On August 22, Belarusian president Alexander Lukashenka issued an order “based on the principle of humanism” to release six political prisoners, including Mikalai Statkevich and Yury Rubtsov, recognized as prisoners of conscience by Amnesty International.

Mikalai Statkevich was one of six opposition presidential candidates who were imprisoned in connection with a largely peaceful demonstration that took place on December 19, 2010. Tens of thousands of Belarusians gathered in central Minsk to protest against unfair elections. The demonstration was mostly peaceful, but when a violent incident broke out at the doors of Government House, riot police moved in to disperse the crowds. Over 700 people were detained, the overwhelming majority of whom had been peaceful participants and bystanders. Most of the detained were charged with administrative offences and sentenced to 10 to 15 days in prison. Many who were sentenced for participating in the demonstrations were released after they agreed to sign a confession for organizing or taking part in “mass disorder.” Mikalai was sentenced to six years. SEE THE REST OF THIS POST

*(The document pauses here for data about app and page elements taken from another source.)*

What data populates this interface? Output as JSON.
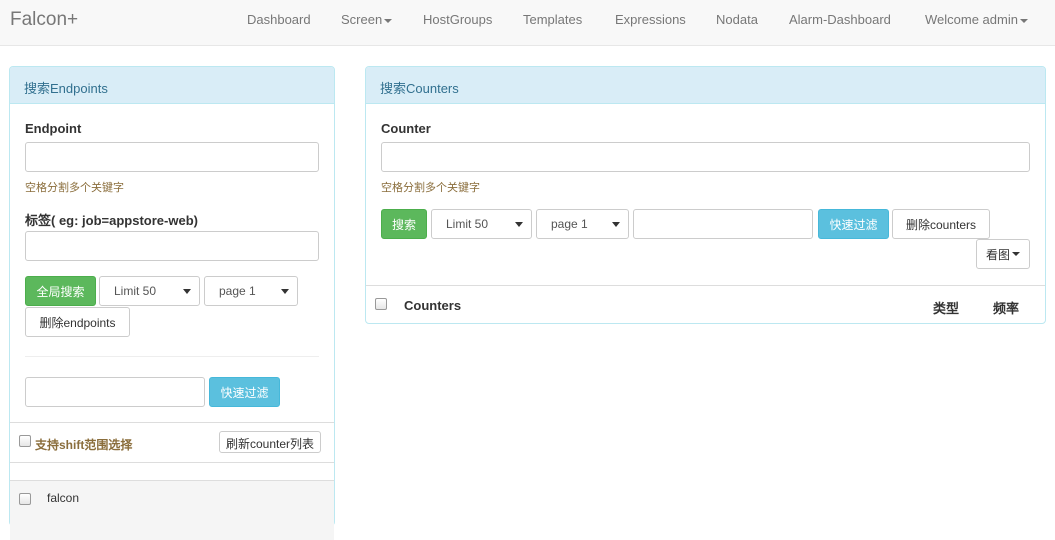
{
  "navbar": {
    "brand": "Falcon+",
    "items": [
      "Dashboard",
      "Screen",
      "HostGroups",
      "Templates",
      "Expressions",
      "Nodata",
      "Alarm-Dashboard",
      "Welcome admin"
    ]
  },
  "endpoints_panel": {
    "title": "搜索Endpoints",
    "endpoint_label": "Endpoint",
    "endpoint_value": "",
    "endpoint_help": "空格分割多个关键字",
    "tag_label": "标签( eg: job=appstore-web)",
    "tag_value": "",
    "global_search_button": "全局搜索",
    "limit_select": "Limit 50",
    "page_select": "page 1",
    "delete_button": "删除endpoints",
    "filter_value": "",
    "quick_filter_button": "快速过滤",
    "shift_select_label": "支持shift范围选择",
    "refresh_button": "刷新counter列表",
    "rows": [
      "falcon"
    ]
  },
  "counters_panel": {
    "title": "搜索Counters",
    "counter_label": "Counter",
    "counter_value": "",
    "counter_help": "空格分割多个关键字",
    "search_button": "搜索",
    "limit_select": "Limit 50",
    "page_select": "page 1",
    "filter_value": "",
    "quick_filter_button": "快速过滤",
    "delete_button": "删除counters",
    "view_graph_button": "看图",
    "table_headers": [
      "Counters",
      "类型",
      "频率"
    ]
  },
  "colors": {
    "panel_heading_bg": "#d9edf7",
    "panel_heading_text": "#31708f",
    "success": "#5cb85c",
    "info": "#5bc0de",
    "help_text": "#8a6d3b"
  }
}
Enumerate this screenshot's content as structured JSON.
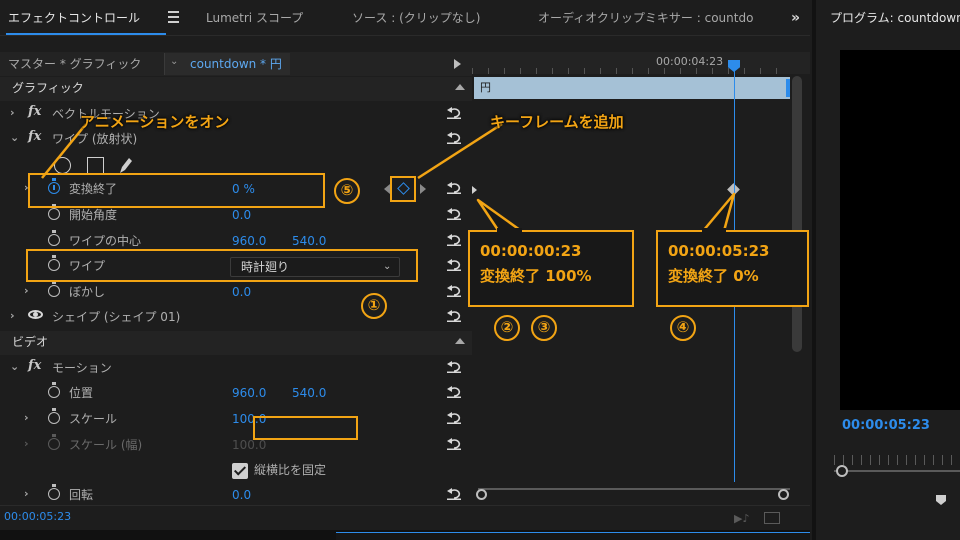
{
  "tabs": [
    {
      "label": "エフェクトコントロール"
    },
    {
      "label": "Lumetri スコープ"
    },
    {
      "label": "ソース : (クリップなし)"
    },
    {
      "label": "オーディオクリップミキサー : countdo"
    }
  ],
  "more_tabs_glyph": "»",
  "program": {
    "title": "プログラム: countdown",
    "timecode": "00:00:05:23"
  },
  "effect_controls": {
    "source_label": "マスター * グラフィック",
    "clip_label": "countdown * 円",
    "sections": {
      "graphics": "グラフィック",
      "video": "ビデオ"
    },
    "vector_motion": "ベクトルモーション",
    "wipe_effect": "ワイプ (放射状)",
    "props": {
      "transition_end": {
        "label": "変換終了",
        "value": "0 %"
      },
      "start_angle": {
        "label": "開始角度",
        "value": "0.0"
      },
      "wipe_center": {
        "label": "ワイプの中心",
        "x": "960.0",
        "y": "540.0"
      },
      "wipe": {
        "label": "ワイプ",
        "value": "時計廻り"
      },
      "feather": {
        "label": "ぼかし",
        "value": "0.0"
      }
    },
    "shape_group": "シェイプ (シェイプ 01)",
    "motion": {
      "label": "モーション",
      "position": {
        "label": "位置",
        "x": "960.0",
        "y": "540.0"
      },
      "scale": {
        "label": "スケール",
        "value": "100.0"
      },
      "scale_width": {
        "label": "スケール (幅)",
        "value": "100.0"
      },
      "uniform_scale": {
        "label": "縦横比を固定",
        "checked": true
      },
      "rotation": {
        "label": "回転",
        "value": "0.0"
      }
    },
    "footer_timecode": "00:00:05:23"
  },
  "timeline": {
    "ruler_time": "00:00:04:23",
    "clip_label": "円"
  },
  "annotations": {
    "animation_on": "アニメーションをオン",
    "add_keyframe": "キーフレームを追加",
    "callout1": {
      "time": "00:00:00:23",
      "text": "変換終了 100%"
    },
    "callout2": {
      "time": "00:00:05:23",
      "text": "変換終了 0%"
    },
    "numbers": [
      "①",
      "②",
      "③",
      "④",
      "⑤"
    ]
  },
  "colors": {
    "accent": "#2d8ceb",
    "annotation": "#f2a414",
    "clip": "#a5c1d6"
  }
}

Human Rights Victory! Swaziland Prisoners of Conscience Freed!

Thulani Maseko, appears in court in the traditional animal skin garb of a Zulu warrior, in Mbabane, Swaziland.  Maseko delivered a blistering attack on the Swazi judiciary and political system in a trial that has focused fresh attention on human rights issues in a country who's authoritarian system gets little scrutiny in international forums because of the country's small size and strategic insignificance.

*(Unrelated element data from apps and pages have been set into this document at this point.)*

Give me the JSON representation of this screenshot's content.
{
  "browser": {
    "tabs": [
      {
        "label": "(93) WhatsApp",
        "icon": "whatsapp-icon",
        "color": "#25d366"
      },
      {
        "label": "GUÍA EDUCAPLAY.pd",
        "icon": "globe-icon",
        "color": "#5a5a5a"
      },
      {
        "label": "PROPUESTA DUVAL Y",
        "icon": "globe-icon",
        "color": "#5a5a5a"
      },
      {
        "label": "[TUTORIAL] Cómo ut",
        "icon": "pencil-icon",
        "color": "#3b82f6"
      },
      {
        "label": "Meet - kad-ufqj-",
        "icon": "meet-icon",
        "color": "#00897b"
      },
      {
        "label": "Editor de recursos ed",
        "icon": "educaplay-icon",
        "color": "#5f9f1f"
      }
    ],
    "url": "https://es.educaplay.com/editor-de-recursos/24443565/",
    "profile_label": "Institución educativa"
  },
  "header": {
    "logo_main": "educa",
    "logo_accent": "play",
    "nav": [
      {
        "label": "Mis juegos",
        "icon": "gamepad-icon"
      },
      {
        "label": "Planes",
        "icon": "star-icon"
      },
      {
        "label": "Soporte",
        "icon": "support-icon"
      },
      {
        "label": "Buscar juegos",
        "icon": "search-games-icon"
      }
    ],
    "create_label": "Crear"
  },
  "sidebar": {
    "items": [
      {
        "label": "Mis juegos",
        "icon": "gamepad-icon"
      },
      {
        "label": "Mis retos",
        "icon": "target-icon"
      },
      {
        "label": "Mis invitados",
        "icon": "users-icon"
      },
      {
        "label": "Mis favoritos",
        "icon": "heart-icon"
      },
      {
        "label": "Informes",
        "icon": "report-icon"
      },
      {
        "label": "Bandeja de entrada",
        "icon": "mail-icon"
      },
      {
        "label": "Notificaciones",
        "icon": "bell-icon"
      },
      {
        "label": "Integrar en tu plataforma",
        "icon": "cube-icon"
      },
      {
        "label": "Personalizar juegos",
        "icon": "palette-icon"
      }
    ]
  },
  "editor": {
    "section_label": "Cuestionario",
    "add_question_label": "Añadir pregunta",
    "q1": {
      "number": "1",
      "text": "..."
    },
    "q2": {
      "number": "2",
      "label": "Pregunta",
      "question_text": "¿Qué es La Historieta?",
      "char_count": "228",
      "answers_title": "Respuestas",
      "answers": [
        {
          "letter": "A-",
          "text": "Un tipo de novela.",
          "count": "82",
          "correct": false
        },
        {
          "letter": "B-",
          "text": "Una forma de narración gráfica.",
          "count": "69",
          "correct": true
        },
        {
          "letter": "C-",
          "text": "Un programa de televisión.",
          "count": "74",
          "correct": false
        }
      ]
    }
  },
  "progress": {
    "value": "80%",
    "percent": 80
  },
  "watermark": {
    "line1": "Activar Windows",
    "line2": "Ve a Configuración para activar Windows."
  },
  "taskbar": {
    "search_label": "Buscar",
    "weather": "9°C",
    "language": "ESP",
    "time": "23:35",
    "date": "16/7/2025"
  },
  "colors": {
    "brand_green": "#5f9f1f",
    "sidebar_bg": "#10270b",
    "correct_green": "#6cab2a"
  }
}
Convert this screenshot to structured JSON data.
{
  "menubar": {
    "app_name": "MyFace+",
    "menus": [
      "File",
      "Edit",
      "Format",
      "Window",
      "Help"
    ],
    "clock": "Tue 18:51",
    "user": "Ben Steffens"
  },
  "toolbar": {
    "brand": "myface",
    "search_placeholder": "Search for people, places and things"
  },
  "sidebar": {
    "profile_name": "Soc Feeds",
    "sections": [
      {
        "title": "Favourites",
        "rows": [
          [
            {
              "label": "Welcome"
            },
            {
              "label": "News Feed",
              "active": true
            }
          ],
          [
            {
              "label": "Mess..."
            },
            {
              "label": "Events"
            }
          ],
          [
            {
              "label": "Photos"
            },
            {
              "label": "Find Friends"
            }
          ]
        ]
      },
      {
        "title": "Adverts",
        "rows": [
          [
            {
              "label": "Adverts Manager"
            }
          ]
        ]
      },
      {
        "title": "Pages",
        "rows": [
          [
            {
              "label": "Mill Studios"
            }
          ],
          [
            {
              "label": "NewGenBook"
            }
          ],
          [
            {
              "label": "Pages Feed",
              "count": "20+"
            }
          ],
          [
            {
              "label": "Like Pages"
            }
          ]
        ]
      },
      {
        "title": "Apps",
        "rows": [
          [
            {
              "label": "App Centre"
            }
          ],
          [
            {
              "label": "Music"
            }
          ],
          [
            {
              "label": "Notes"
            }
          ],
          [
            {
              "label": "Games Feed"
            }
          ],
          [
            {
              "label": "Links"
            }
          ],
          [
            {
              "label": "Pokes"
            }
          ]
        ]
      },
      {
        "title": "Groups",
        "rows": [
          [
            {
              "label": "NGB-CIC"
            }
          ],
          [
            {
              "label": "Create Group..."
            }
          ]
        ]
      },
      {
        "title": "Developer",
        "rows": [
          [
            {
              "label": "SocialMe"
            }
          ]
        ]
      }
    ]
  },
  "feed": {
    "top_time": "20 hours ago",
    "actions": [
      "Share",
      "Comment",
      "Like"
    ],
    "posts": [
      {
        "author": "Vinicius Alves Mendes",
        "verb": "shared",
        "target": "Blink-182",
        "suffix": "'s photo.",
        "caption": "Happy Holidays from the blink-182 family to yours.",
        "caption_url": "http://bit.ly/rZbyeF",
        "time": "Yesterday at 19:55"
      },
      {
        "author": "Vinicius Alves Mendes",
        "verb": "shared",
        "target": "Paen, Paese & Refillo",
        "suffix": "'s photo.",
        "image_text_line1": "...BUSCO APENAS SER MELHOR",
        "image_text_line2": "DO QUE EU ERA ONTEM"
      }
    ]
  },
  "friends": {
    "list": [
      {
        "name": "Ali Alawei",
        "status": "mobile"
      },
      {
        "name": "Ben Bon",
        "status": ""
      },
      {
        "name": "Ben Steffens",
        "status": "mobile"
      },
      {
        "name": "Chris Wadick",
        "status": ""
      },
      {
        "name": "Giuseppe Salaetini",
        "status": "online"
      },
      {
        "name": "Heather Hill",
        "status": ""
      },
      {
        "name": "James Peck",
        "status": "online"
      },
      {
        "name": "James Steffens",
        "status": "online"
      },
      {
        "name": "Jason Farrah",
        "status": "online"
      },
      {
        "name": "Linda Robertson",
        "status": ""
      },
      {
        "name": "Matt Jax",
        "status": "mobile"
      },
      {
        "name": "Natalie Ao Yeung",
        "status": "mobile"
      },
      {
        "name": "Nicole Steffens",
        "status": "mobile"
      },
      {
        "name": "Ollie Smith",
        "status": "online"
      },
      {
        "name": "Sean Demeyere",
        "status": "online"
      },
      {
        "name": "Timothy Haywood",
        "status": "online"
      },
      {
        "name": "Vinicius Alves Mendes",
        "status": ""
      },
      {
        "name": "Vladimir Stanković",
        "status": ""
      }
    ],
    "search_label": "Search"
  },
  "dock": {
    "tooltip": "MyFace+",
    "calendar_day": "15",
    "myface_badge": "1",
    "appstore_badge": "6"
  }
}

Prisoners of conscience Thulani Maseko (above) and Bheki Makhubu walked free from a Swazi prison on June 30, 2015. (c) AP/Press Association Images

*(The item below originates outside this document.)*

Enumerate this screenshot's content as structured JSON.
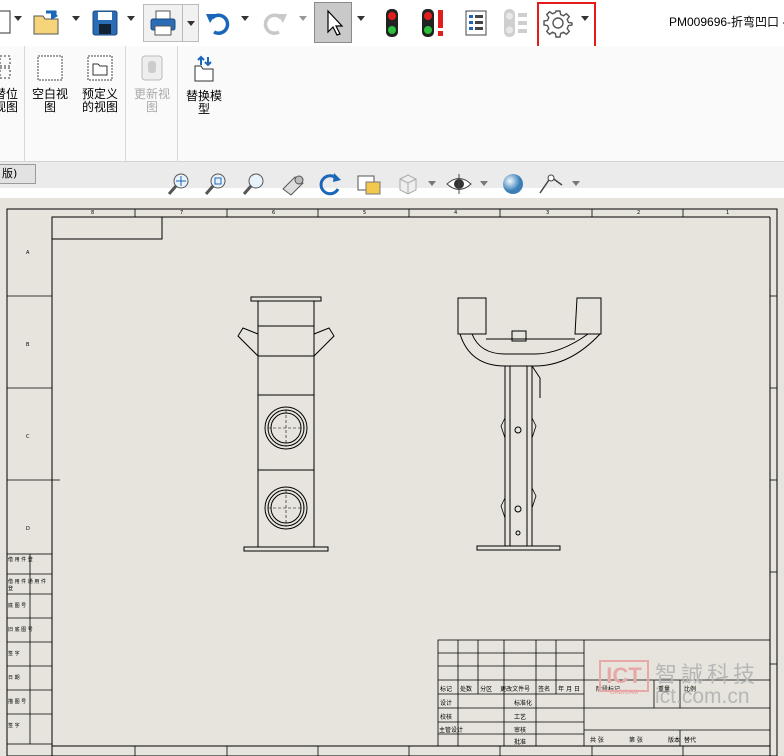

Tuesday, June 30th was a very good day. Two activists in Swaziland, Africa’s last absolute monarchy, walked free after serving over a year of a two-year prison sentence. Bhekithemba (Bheki) Makhubu, editor of The Nation magazine, and Thulani Maseko, an human rights attorney, were released after an appeals court determined there was no case against the men.

SEE THE REST OF THIS POST

The First Day of Spring Should Not Be Spent Behind Bars in Iran

Friends from Scholars at Risk taking the Nowruz action

Friends from Scholars at Risk taking the Nowruz action

Former Iranian prisoner of conscience Maziar Bahari said “the prisoner’s worst nightmare is the thought of being forgotten.”   The first day of spring is a particularly painful time for those incarcerated in Iran because it is Nowruz, the Iranian New Year, an ancient holiday that is the occasion for joyous celebration with family and friends. That is why it is so important to remind prisoners of conscience that they are NOT forgotten at Nowruz time. SEE THE REST OF THIS POST

Ghoncheh Ghavami released but Iran must drop all charges against her

Ghoncheh Ghavami

Ghoncheh Ghavami

When Ghoncheh Ghavami decided to take a stand this past June to protest Iran’s ban on women attending volleyball games, she likely did not figure she’d spend the rest of the summer and fall sitting in a miserable prison cell. Ms. Ghavami, who just turned 26, surely also did not predict that her call for equality would generate hundreds of thousands of supportive voices from around the world. SEE THE REST OF THIS POST